December: The King’s Peace — Jo Walton
As anybody who has actually been reading my booklog over the past few years knows, I’ve been reading a lot about the fall of the Roman Empire and the transformation of Late antiquity into the Early Middle Ages and about whether the Roman world really fell or was just transformed and how that would’ve looked like to the people living through it. The King’s Peace may be set in a disguised, fantasy version of this part of history, but I think it got it as well as anybody could’ve gotten it. The world changes, but change does not have to be bad and although what was lost could not be recaptured, what was built in its stead is good in its own right. A very complex, bittersweet and mature attitude for a fantasy novel to take.
Other people doing this include Martin Lewis:
Over Christmas I decided to do something about this: I would read and review one SF novel by a women every month in 2011. I appreciate this sounds pathetically modest but in the context of my current reading I’m afraid it isn’t. There were several SF novels by women already languishing on my shelves, bought but unread and in this state for some time. I rescued these and then topped them up from Amazon. This in itself was an eye-opener; almost all the books I searched for – even those which had only recently been published – were out of print.

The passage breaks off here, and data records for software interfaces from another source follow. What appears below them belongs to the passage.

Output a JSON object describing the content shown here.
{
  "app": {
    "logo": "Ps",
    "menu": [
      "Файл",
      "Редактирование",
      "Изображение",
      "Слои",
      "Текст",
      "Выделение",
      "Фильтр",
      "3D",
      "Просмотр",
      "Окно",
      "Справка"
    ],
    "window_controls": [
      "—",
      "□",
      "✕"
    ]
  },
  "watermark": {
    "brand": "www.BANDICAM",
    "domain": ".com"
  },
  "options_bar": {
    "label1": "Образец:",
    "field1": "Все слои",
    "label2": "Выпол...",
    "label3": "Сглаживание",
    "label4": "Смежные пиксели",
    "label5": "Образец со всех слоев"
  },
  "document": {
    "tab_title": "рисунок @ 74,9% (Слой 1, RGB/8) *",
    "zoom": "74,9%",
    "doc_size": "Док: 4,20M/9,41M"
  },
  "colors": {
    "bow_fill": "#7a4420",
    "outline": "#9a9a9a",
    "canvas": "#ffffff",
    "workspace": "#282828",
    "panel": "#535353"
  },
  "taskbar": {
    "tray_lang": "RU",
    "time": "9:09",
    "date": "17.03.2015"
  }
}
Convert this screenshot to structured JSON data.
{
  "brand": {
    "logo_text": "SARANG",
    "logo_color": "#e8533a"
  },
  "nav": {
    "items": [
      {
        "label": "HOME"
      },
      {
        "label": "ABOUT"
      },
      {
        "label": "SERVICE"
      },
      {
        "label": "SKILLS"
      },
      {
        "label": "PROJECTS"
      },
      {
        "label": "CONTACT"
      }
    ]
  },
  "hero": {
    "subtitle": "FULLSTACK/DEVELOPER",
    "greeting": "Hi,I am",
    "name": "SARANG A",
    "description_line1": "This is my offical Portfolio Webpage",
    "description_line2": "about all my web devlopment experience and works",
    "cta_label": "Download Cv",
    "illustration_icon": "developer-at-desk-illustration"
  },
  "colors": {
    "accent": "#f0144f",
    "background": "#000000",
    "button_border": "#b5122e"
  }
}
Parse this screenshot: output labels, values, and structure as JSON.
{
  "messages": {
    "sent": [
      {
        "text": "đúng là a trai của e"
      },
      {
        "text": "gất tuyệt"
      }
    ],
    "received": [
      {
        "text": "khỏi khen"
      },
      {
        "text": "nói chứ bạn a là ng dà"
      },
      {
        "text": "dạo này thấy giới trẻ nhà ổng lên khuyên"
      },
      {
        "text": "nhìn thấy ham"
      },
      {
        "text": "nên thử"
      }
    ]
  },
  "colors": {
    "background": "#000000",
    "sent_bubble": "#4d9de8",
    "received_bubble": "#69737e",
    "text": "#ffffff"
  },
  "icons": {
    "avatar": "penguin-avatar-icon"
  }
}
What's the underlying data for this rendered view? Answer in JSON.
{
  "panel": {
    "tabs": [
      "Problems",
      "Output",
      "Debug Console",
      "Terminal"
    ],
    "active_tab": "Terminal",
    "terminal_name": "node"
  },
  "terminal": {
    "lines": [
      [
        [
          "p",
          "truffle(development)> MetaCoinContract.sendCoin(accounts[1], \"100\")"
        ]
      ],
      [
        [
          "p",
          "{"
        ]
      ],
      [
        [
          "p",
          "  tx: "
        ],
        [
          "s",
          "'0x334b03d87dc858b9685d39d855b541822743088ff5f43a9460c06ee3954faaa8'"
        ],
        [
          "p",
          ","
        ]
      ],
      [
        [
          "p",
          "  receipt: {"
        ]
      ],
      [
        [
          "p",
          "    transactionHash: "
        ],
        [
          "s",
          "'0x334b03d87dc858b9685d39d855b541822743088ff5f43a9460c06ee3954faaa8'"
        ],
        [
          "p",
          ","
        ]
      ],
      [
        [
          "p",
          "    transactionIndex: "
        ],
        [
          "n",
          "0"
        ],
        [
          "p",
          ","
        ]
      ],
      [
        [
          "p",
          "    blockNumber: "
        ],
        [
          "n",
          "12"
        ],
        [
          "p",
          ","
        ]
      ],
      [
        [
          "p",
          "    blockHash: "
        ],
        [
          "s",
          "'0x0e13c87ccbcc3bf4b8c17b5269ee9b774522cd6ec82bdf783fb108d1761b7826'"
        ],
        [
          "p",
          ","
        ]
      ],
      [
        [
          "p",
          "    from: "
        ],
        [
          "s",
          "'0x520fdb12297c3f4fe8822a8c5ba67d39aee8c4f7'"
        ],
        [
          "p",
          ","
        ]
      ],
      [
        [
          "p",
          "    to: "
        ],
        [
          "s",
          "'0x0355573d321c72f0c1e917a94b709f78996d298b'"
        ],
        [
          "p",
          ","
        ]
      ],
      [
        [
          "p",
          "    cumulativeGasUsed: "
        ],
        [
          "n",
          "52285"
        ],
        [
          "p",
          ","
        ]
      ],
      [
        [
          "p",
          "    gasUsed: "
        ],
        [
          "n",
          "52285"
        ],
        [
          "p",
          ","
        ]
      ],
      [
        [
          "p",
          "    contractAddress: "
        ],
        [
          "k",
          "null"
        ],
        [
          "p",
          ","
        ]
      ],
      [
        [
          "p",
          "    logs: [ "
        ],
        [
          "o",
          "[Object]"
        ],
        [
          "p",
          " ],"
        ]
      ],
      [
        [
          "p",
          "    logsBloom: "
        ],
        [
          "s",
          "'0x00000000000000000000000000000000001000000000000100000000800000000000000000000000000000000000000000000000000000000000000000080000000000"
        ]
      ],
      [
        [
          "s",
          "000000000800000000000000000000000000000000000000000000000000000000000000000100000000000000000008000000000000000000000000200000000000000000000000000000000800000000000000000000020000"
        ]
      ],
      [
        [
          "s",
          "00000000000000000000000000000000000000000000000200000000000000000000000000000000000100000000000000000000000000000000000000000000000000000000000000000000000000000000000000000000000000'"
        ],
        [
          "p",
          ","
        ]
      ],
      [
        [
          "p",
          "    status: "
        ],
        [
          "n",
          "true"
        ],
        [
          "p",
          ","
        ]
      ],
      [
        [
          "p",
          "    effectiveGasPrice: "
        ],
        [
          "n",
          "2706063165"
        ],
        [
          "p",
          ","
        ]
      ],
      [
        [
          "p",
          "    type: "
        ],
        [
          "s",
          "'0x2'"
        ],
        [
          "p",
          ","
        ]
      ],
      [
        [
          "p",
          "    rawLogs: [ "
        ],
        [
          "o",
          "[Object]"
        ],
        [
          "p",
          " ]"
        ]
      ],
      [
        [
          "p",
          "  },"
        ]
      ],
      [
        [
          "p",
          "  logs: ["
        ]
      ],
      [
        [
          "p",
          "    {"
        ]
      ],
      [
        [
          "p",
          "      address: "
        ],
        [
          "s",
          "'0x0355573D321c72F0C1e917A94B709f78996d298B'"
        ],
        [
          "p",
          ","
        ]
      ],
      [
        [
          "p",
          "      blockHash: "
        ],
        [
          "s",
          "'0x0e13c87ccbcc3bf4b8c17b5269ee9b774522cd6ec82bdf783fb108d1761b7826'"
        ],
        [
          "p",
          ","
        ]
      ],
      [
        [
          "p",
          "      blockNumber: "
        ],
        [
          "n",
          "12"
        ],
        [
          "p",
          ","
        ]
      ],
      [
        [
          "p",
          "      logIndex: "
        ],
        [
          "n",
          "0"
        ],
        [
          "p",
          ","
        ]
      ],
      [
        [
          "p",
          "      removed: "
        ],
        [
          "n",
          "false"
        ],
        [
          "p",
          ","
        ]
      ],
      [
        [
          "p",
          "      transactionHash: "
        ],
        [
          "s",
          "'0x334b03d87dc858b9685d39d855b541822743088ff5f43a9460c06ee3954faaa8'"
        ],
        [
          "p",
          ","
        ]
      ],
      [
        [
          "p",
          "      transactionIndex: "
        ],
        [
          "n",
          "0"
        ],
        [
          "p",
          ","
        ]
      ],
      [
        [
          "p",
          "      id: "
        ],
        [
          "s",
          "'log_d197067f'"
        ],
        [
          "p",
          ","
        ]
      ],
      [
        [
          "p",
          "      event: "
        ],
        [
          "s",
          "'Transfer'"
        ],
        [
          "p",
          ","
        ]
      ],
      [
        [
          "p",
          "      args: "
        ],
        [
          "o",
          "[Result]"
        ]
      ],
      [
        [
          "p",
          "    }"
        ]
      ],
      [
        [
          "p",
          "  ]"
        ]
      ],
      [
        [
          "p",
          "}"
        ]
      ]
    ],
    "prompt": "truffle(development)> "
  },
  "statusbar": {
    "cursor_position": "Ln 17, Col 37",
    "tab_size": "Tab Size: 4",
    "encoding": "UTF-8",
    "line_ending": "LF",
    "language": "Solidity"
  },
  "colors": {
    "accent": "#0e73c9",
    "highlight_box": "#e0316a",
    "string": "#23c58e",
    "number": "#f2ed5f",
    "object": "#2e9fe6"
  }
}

Torque Control’s Women in SF Week has inspired me to read twelve science fiction novels by women writers during 2011 as my reading challenge. I’ve tentatively identified the dozen novels I’m going to read. I didn’t want to pick only those published since 2001, although many are from the last decade. Nor would I limit myself to books published in the UK. But I did want my list to be comprise only authors I’ve not read before (bar one or two slight cheats).
And over at Torque Control, the new editor of long running critical sf magazine Vector, Shana Worthen will be holding a monthly bookgroup reading through the winners of last year’s poll of best sf novels by women published from 2001-2010.